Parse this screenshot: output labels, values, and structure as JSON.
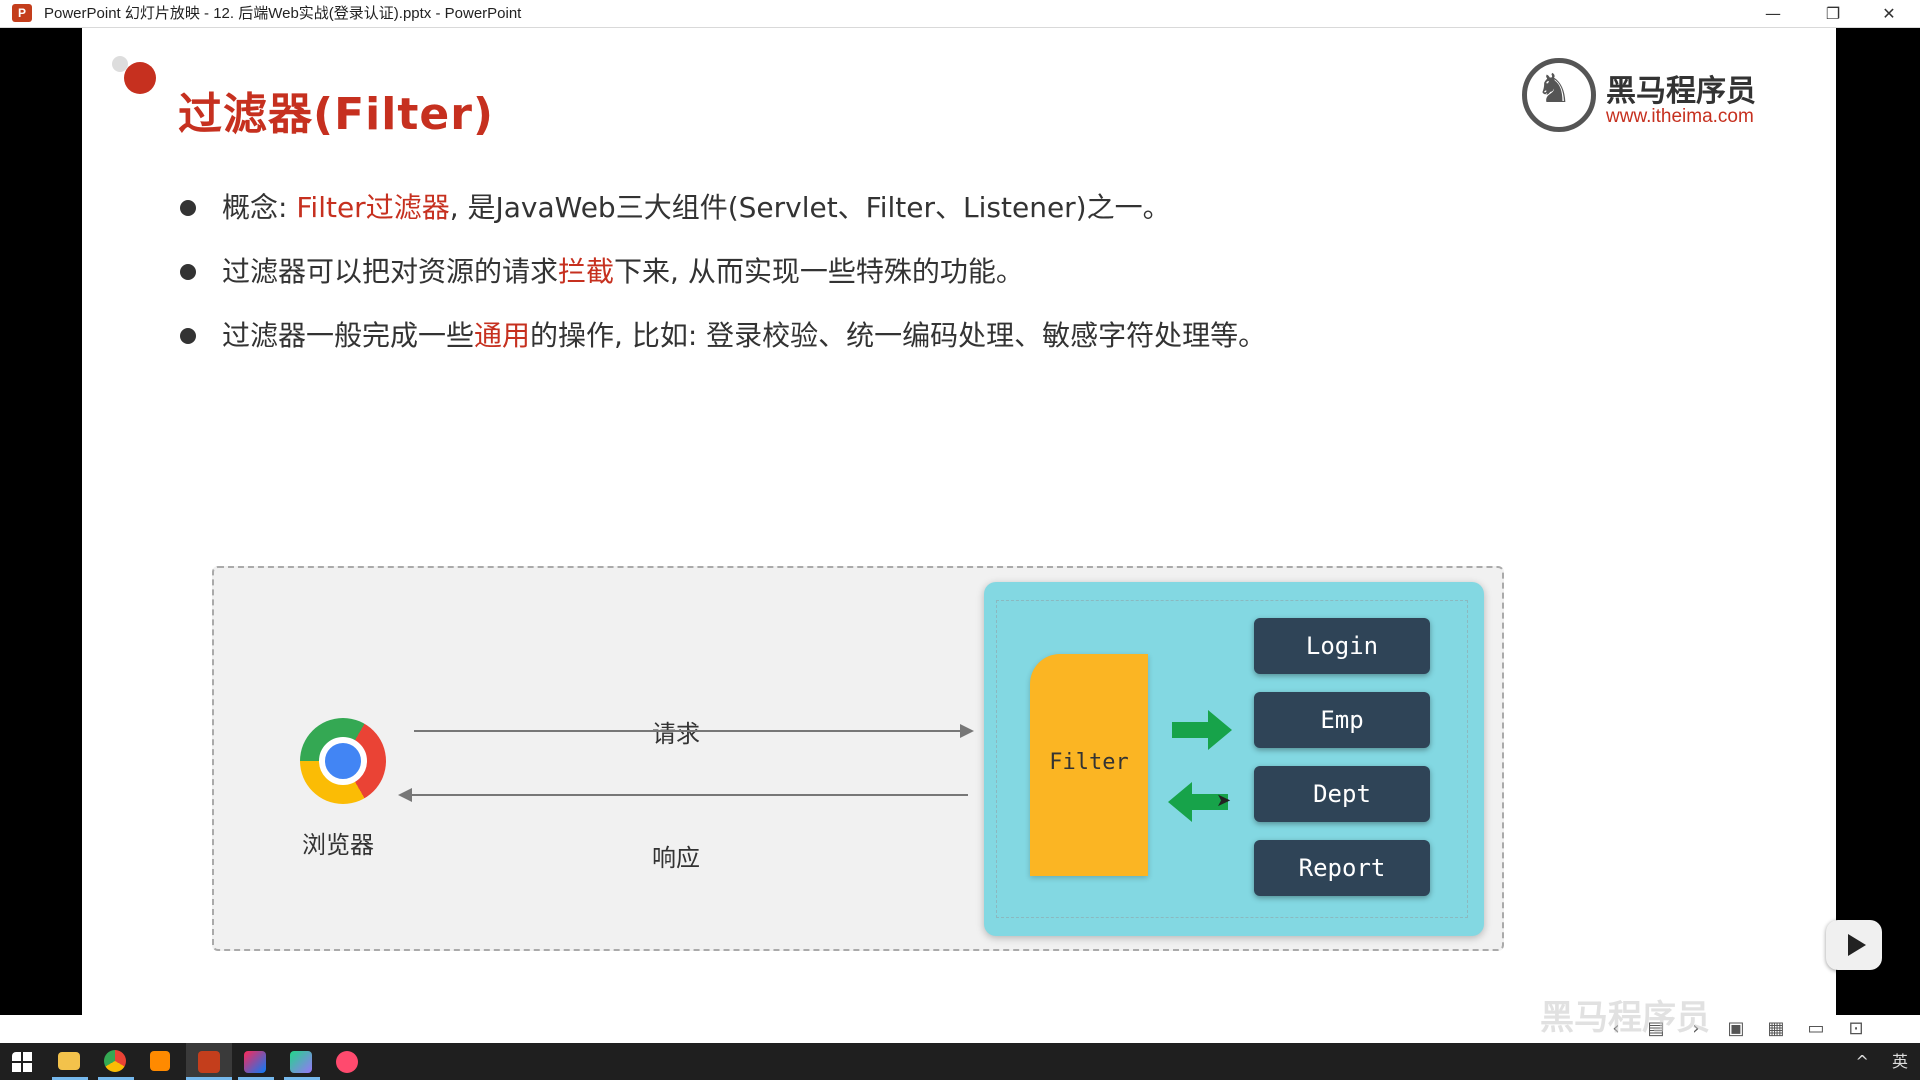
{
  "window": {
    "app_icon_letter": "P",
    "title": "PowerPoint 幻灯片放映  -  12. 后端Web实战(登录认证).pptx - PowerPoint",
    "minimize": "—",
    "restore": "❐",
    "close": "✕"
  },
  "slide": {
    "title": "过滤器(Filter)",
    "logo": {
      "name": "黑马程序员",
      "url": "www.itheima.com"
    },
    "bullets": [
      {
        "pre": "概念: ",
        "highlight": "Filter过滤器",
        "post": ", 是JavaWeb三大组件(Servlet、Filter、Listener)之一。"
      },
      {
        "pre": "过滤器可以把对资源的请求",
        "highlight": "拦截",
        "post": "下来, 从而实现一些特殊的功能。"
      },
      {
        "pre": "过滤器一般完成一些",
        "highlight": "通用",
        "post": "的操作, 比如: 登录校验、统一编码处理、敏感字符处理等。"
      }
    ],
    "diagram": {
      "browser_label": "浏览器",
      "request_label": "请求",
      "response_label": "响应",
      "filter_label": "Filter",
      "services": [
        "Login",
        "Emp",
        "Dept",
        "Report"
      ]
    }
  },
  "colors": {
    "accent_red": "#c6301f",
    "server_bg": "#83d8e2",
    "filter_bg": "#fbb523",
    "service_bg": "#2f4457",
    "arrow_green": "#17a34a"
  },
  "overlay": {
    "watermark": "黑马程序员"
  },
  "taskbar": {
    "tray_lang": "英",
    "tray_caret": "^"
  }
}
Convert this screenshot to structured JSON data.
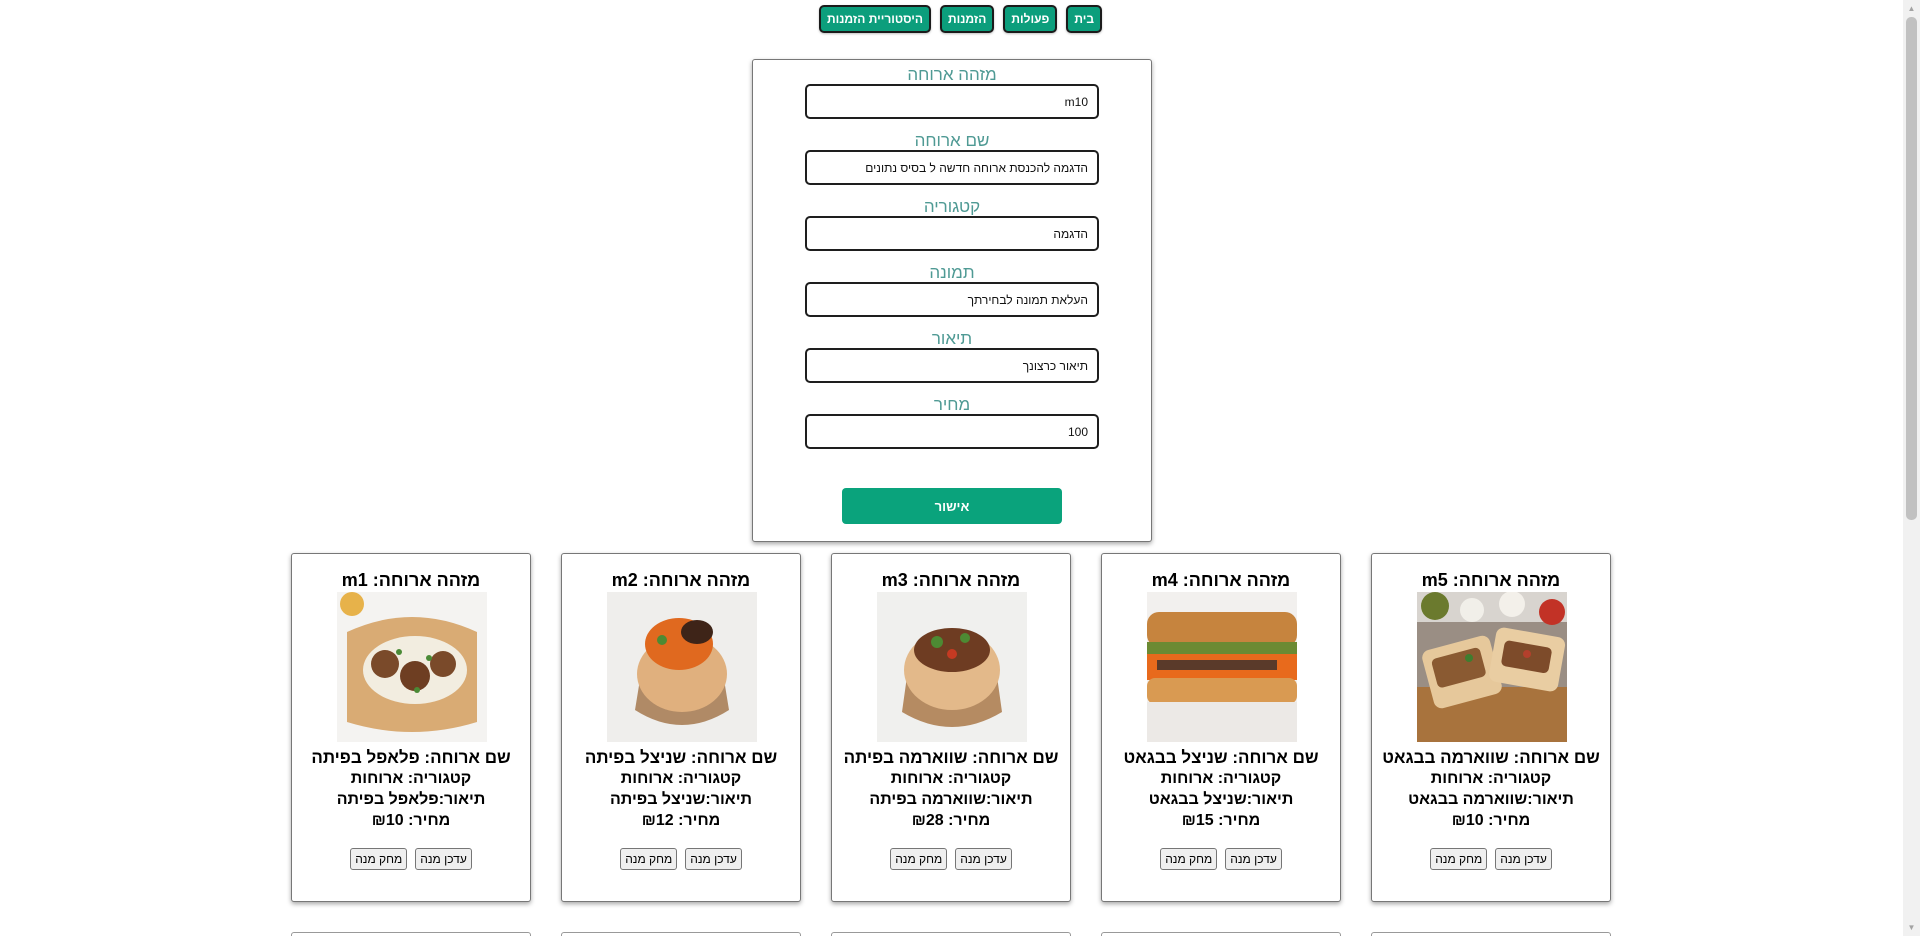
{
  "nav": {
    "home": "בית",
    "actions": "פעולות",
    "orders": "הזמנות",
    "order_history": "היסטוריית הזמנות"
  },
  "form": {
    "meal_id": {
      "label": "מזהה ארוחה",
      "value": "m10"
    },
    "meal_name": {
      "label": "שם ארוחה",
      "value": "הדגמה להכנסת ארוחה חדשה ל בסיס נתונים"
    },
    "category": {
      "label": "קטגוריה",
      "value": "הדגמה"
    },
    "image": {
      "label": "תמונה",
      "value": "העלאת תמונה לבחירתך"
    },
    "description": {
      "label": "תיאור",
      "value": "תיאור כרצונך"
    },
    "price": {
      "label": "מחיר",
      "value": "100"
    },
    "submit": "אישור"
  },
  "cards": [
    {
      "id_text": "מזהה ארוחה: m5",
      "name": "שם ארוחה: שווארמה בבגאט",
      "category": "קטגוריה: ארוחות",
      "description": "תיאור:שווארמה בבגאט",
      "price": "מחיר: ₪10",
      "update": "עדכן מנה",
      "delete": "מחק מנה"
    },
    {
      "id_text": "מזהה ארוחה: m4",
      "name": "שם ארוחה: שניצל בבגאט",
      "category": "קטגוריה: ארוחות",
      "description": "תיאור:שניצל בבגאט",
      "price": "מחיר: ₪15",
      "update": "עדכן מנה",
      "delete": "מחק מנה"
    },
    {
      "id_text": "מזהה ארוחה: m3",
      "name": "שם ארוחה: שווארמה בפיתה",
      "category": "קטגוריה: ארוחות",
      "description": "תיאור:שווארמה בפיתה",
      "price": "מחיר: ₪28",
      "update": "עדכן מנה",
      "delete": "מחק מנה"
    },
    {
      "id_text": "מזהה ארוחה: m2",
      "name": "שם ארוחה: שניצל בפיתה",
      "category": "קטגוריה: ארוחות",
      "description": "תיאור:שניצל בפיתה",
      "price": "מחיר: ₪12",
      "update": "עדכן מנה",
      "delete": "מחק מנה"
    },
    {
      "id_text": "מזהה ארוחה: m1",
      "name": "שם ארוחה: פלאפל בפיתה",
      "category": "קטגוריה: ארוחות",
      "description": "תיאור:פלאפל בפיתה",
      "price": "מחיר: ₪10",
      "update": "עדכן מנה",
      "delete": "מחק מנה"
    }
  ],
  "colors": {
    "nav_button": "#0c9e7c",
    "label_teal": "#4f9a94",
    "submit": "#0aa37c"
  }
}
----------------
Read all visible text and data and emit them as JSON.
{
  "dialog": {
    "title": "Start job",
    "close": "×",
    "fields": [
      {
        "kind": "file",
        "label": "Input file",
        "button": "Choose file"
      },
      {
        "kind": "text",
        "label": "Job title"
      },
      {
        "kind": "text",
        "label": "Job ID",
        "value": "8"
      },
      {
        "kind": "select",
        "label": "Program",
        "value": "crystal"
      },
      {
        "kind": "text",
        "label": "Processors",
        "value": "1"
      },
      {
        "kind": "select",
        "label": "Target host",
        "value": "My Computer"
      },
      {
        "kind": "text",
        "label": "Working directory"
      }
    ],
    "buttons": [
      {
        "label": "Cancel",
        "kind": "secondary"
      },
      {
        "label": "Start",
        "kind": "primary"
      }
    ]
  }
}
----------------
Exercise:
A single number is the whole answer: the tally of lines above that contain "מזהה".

Answer box:
6